──────── Source material ────────

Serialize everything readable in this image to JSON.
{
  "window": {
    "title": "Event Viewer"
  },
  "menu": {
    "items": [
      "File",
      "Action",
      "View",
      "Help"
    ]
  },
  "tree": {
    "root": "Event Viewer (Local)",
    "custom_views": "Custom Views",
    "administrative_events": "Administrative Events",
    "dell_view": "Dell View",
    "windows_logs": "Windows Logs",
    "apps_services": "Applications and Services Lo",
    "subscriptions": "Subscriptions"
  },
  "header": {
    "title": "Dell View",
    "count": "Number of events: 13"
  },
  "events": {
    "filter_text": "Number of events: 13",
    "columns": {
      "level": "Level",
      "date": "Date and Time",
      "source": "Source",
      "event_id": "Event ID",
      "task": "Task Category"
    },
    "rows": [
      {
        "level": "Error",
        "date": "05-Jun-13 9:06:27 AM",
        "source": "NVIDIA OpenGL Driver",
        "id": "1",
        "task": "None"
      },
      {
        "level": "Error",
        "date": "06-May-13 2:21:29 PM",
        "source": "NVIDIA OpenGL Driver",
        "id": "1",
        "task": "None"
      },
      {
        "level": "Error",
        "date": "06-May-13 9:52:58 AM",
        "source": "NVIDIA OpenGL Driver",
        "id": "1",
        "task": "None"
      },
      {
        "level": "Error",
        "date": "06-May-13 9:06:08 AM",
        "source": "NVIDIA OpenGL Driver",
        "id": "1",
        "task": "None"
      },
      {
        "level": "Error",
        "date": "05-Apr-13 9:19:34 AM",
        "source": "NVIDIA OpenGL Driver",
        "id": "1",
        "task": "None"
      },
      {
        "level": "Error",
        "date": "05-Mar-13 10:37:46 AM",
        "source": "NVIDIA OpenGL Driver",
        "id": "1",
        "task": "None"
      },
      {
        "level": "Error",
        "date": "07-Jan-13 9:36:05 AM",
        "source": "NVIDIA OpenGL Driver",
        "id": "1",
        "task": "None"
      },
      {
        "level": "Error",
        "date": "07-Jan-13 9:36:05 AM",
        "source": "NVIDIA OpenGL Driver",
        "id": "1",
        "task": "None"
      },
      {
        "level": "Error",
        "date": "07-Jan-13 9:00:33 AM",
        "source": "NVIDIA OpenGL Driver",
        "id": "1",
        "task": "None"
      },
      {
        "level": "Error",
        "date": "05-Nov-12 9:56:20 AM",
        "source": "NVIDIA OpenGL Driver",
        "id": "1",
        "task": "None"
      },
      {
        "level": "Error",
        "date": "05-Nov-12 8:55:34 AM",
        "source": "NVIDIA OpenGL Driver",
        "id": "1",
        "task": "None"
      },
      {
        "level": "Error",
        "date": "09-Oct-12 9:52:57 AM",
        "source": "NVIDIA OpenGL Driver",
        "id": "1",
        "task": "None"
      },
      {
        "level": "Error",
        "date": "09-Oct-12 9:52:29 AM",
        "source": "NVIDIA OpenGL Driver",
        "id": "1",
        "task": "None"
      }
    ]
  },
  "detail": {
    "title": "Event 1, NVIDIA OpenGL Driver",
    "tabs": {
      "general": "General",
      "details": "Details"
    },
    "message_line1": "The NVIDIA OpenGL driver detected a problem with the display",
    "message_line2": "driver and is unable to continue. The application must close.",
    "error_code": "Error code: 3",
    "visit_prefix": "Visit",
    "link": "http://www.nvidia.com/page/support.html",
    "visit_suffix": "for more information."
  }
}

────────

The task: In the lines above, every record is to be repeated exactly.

Solved exercise:
Serialize everything readable in this image to JSON.
{
  "window": {
    "title": "Event Viewer"
  },
  "menu": {
    "items": [
      "File",
      "Action",
      "View",
      "Help"
    ]
  },
  "tree": {
    "root": "Event Viewer (Local)",
    "custom_views": "Custom Views",
    "administrative_events": "Administrative Events",
    "dell_view": "Dell View",
    "windows_logs": "Windows Logs",
    "apps_services": "Applications and Services Lo",
    "subscriptions": "Subscriptions"
  },
  "header": {
    "title": "Dell View",
    "count": "Number of events: 13"
  },
  "events": {
    "filter_text": "Number of events: 13",
    "columns": {
      "level": "Level",
      "date": "Date and Time",
      "source": "Source",
      "event_id": "Event ID",
      "task": "Task Category"
    },
    "rows": [
      {
        "level": "Error",
        "date": "05-Jun-13 9:06:27 AM",
        "source": "NVIDIA OpenGL Driver",
        "id": "1",
        "task": "None"
      },
      {
        "level": "Error",
        "date": "06-May-13 2:21:29 PM",
        "source": "NVIDIA OpenGL Driver",
        "id": "1",
        "task": "None"
      },
      {
        "level": "Error",
        "date": "06-May-13 9:52:58 AM",
        "source": "NVIDIA OpenGL Driver",
        "id": "1",
        "task": "None"
      },
      {
        "level": "Error",
        "date": "06-May-13 9:06:08 AM",
        "source": "NVIDIA OpenGL Driver",
        "id": "1",
        "task": "None"
      },
      {
        "level": "Error",
        "date": "05-Apr-13 9:19:34 AM",
        "source": "NVIDIA OpenGL Driver",
        "id": "1",
        "task": "None"
      },
      {
        "level": "Error",
        "date": "05-Mar-13 10:37:46 AM",
        "source": "NVIDIA OpenGL Driver",
        "id": "1",
        "task": "None"
      },
      {
        "level": "Error",
        "date": "07-Jan-13 9:36:05 AM",
        "source": "NVIDIA OpenGL Driver",
        "id": "1",
        "task": "None"
      },
      {
        "level": "Error",
        "date": "07-Jan-13 9:36:05 AM",
        "source": "NVIDIA OpenGL Driver",
        "id": "1",
        "task": "None"
      },
      {
        "level": "Error",
        "date": "07-Jan-13 9:00:33 AM",
        "source": "NVIDIA OpenGL Driver",
        "id": "1",
        "task": "None"
      },
      {
        "level": "Error",
        "date": "05-Nov-12 9:56:20 AM",
        "source": "NVIDIA OpenGL Driver",
        "id": "1",
        "task": "None"
      },
      {
        "level": "Error",
        "date": "05-Nov-12 8:55:34 AM",
        "source": "NVIDIA OpenGL Driver",
        "id": "1",
        "task": "None"
      },
      {
        "level": "Error",
        "date": "09-Oct-12 9:52:57 AM",
        "source": "NVIDIA OpenGL Driver",
        "id": "1",
        "task": "None"
      },
      {
        "level": "Error",
        "date": "09-Oct-12 9:52:29 AM",
        "source": "NVIDIA OpenGL Driver",
        "id": "1",
        "task": "None"
      }
    ]
  },
  "detail": {
    "title": "Event 1, NVIDIA OpenGL Driver",
    "tabs": {
      "general": "General",
      "details": "Details"
    },
    "message_line1": "The NVIDIA OpenGL driver detected a problem with the display",
    "message_line2": "driver and is unable to continue. The application must close.",
    "error_code": "Error code: 3",
    "visit_prefix": "Visit",
    "link": "http://www.nvidia.com/page/support.html",
    "visit_suffix": "for more information."
  }
}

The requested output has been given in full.